Four (admittedly young) boys destroying the clothes of a lone girl just wasn't right! It was all very well for Headmaster Dumbledore to give his 'boys will be boys' speeches, but this verged on outright bullying. They should know better!
But they didn't.
Clearly she would have to inform them of their wrongdoing. After all, who would, if she didn't?
She was not going to start allowing every teacher the right to rebuke the pupils of her House. Certainly not Horace Slughorn!
In any case, it was no more their job than it was hers.
It was the job of the boys' families, but they clearly did not see fit to teach their offspring proper behaviour. (Or could not in the case of poor Rhea.)

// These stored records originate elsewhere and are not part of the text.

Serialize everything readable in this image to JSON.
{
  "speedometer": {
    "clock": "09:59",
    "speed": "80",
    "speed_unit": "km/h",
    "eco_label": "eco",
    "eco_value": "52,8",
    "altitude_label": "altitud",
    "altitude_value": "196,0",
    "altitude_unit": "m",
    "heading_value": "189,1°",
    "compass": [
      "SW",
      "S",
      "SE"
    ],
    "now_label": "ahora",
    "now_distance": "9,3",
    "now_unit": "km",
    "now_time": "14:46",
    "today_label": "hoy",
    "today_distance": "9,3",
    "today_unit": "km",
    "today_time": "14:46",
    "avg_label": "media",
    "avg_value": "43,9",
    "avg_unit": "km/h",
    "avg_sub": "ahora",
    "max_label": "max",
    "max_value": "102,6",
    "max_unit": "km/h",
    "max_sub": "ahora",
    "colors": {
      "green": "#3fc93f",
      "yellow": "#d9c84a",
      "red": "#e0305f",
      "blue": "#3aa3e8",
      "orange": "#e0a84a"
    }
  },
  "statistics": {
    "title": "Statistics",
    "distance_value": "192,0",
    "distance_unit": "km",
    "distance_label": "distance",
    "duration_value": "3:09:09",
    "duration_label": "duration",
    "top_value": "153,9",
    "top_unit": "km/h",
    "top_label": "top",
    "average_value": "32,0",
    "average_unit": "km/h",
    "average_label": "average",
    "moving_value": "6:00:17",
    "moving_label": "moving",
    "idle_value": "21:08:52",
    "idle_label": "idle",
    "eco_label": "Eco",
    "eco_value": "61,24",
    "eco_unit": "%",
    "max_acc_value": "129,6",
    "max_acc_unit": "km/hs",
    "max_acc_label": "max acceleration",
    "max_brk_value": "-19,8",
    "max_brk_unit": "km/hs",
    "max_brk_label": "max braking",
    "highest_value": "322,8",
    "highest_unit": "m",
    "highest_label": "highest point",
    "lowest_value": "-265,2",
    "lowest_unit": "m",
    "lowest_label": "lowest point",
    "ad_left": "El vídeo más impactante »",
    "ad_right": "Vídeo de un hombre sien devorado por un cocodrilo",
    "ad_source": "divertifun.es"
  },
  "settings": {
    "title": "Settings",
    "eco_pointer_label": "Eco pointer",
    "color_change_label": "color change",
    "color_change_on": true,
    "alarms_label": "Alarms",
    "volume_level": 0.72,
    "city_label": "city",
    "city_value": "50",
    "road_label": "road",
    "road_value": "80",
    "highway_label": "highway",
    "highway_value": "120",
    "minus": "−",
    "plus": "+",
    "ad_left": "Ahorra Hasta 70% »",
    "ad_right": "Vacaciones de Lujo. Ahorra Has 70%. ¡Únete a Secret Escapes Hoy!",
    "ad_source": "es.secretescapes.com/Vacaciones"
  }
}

However, that did not mean they should go untaught. The boys were to become gentlemen and gentleman did not attack ladies magically any more than they did physically.
There was no one else, Minerva concluded reluctantly. It would have to be her who dealt with this issue.
As it was her who dealt with all the many other issues that would resulted from a group of boys who, with only the best of intentions, combined youthful high spirits with the cunning of foxes and the manners of wolves.
Still, she was certainly up to the challenge. The day she couldn't keep up with schoolchildren was the day Minerva McGonagall gave in to her father's urgings and found herself a husband.
And, who better to teach chivalry than the Head of Gryffindor?
In fact, on reflection, this little meeting would probably turn out to be for the best, however unpleasant it was to experience after a long day's teaching. She was reluctant to even appear to cede a point to Horace, but she did need a reason to draw the line somewhere with the Marauders, now. Who knew what they might do if left for long unchecked?
Minerva nodded decisively at her own thoughts and turned to the portrait of Fabulam Fabricus, whose other portrait hung in the Gryffindor Common Room.
Out of her sight, the slightest hint of pleasure or maybe triumph lingered for a long moment in the eyes of Professor Horace Slughorn, Potions Master.
The proud, despairing expression on Severina Snape's face did not change at all.
What would mark a limit (that wasn't entirely arbitrary) to the Hogwart's teachers' extraordinary permissiveness? Students lose house points for participating in potentially lethal fight and get detention for attempts at pre-meditated murder. Would inserting a change in gender into the equation radically change what was acceptable intervention for a Head of House who values her mentoring duties very lightly?